- Expansion to the Web: Now, as per reports by 9to5Google, the Emoji Kitchen is officially being integrated into Google Search, making it accessible to iPhone users and those on desktop computers.
Using the Emoji Kitchen in Google Search
To dive into this fun emoji-mashing tool, follow these simple steps:
- Search for “Emoji Kitchen” in Google.
- Click on the “Get cooking” prompt that appears atop the search results.
- Choose your first emoji.
- Select the second emoji either from the list or use the randomizer feature for a surprise combination.
- Once your unique emoji is crafted, click on it to copy it to your clipboard. This emoji can then be pasted anywhere – in messages, documents, presentations, or online chats.
Notably, this web version does provide slightly fewer combination possibilities when juxtaposed with the extensive list found in the Gboard app.
Emoji Kitchen’s Evolution
Ever since its inception in early 2020 as a part of the Gboard, the Emoji Kitchen has carved its niche in the digital sphere. The feature was a brainchild of Android Product Design Chief, Jennifer Daniel, who made the big announcement of its broader availability on X (formerly known as Twitter).
This expansion means that even if users have different keyboard apps on their Android devices, they can still access this feature. Moreover, the functionality now stretches across various devices, including desktops, Macs, and iPhones.
In a chat with Android Police the previous year, Jennifer hinted at the future development of Emoji Kitchen, possibly allowing more than just two emoji combinations. Though this hasn’t materialized yet, the current availability in Google Search is indeed a significant step.

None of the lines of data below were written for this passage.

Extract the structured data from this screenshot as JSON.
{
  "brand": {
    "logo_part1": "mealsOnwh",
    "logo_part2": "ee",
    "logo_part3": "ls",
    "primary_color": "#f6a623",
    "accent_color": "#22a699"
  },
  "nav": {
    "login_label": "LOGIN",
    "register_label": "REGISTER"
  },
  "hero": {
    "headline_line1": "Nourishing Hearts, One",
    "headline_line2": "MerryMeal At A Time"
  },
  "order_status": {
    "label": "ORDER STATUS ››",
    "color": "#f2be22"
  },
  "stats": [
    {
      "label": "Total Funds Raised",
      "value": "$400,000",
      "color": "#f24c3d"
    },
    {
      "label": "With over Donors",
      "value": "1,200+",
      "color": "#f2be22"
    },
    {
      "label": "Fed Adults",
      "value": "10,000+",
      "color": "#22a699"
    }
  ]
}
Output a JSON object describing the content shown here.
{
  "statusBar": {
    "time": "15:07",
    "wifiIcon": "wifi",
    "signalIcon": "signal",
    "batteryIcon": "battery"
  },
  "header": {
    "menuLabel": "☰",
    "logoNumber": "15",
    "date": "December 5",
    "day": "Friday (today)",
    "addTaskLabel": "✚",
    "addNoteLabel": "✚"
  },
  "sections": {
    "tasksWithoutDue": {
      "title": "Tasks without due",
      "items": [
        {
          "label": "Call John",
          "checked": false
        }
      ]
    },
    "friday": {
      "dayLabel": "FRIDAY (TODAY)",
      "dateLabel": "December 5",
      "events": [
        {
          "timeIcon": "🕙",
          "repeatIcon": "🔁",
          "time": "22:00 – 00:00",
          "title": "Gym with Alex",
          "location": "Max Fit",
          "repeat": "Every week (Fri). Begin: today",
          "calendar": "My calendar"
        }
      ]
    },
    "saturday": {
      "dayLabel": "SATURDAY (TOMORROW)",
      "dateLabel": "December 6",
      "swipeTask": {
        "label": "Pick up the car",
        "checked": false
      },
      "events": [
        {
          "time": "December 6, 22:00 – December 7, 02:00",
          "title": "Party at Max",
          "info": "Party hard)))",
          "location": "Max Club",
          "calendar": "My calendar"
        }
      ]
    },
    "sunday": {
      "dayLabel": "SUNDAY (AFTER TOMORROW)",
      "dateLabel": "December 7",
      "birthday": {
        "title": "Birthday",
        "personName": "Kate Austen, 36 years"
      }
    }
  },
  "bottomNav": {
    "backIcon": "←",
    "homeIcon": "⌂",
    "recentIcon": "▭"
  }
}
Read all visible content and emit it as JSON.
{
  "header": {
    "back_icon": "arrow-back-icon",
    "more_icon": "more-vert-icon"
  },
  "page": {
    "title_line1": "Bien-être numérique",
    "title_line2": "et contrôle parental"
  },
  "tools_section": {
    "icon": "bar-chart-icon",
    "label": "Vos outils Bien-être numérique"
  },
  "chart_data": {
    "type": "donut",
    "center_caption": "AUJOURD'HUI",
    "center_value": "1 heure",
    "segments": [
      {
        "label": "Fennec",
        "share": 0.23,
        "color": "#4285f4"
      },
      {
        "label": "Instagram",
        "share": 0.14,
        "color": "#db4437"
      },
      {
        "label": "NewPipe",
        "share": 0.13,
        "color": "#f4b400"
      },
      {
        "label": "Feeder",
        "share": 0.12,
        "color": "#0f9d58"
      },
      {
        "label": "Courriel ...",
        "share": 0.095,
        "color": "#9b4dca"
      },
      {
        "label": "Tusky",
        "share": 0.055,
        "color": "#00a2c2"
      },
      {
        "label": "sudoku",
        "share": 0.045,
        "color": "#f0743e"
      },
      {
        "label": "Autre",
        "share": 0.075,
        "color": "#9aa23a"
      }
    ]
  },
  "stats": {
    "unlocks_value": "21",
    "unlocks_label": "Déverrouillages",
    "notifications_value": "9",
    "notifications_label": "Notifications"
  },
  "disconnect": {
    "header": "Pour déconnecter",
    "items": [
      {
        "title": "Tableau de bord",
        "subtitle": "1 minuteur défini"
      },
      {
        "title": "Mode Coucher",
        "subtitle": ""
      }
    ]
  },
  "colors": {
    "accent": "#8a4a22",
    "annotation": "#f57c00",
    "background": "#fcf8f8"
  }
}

The Future of Emoji Integration
Google hasn’t stopped at just the Emoji Kitchen. Other innovative features, like the emoji wallpapers in Android 14, are also in the pipeline. This feature is akin to Emoji Kitchen in its functionality, letting users choose several Unicode characters. The operating system then suggests a color palette and pattern to arrange the selected emojis, paving the way for personalized wallpapers.
While the tech community eagerly awaits the release of Android 14, Emoji Kitchen in Google Search offers an engaging way to experiment with emojis, spicing up digital communications.
The Broader Impact of Emojis in Digital Communication
Emojis have come a long way from their initial designs and purposes. They aren’t just playful additions to a message but have evolved to convey complex feelings, emotions, and even narratives in a concise manner. With platforms like Emoji Kitchen, there is an added layer of personalization. Users aren’t restricted to generic emojis; they can create symbols that align closely with their feelings at a specific moment.
Enhancing User Experience
The integration of Emoji Kitchen into Google Search isn’t just about emojis. It’s about enhancing the overall user experience. By giving users the ability to customize their communication tools, tech giants like Google are emphasizing the importance of user-centric design and functionality.
As more users get acquainted with this feature, we can expect an upsurge in emoji combinations reflecting diverse cultures, personalities, and sentiments. This not only enriches digital conversations but also fosters inclusivity by representing a wider range of emotions and experiences.
In today’s digital age, emojis have emerged as a universal language, adding emotion and nuance to the often black-and-white world of text-based communication. With features like the Emoji Kitchen, users can now take their creativity a notch higher, crafting unique emojis that resonate with their emotions and expressions. Google’s move to bring this feature to its search platform underscores the growing importance and popularity of emojis in our daily digital conversations, bridging gaps and enhancing the nuances of online communication.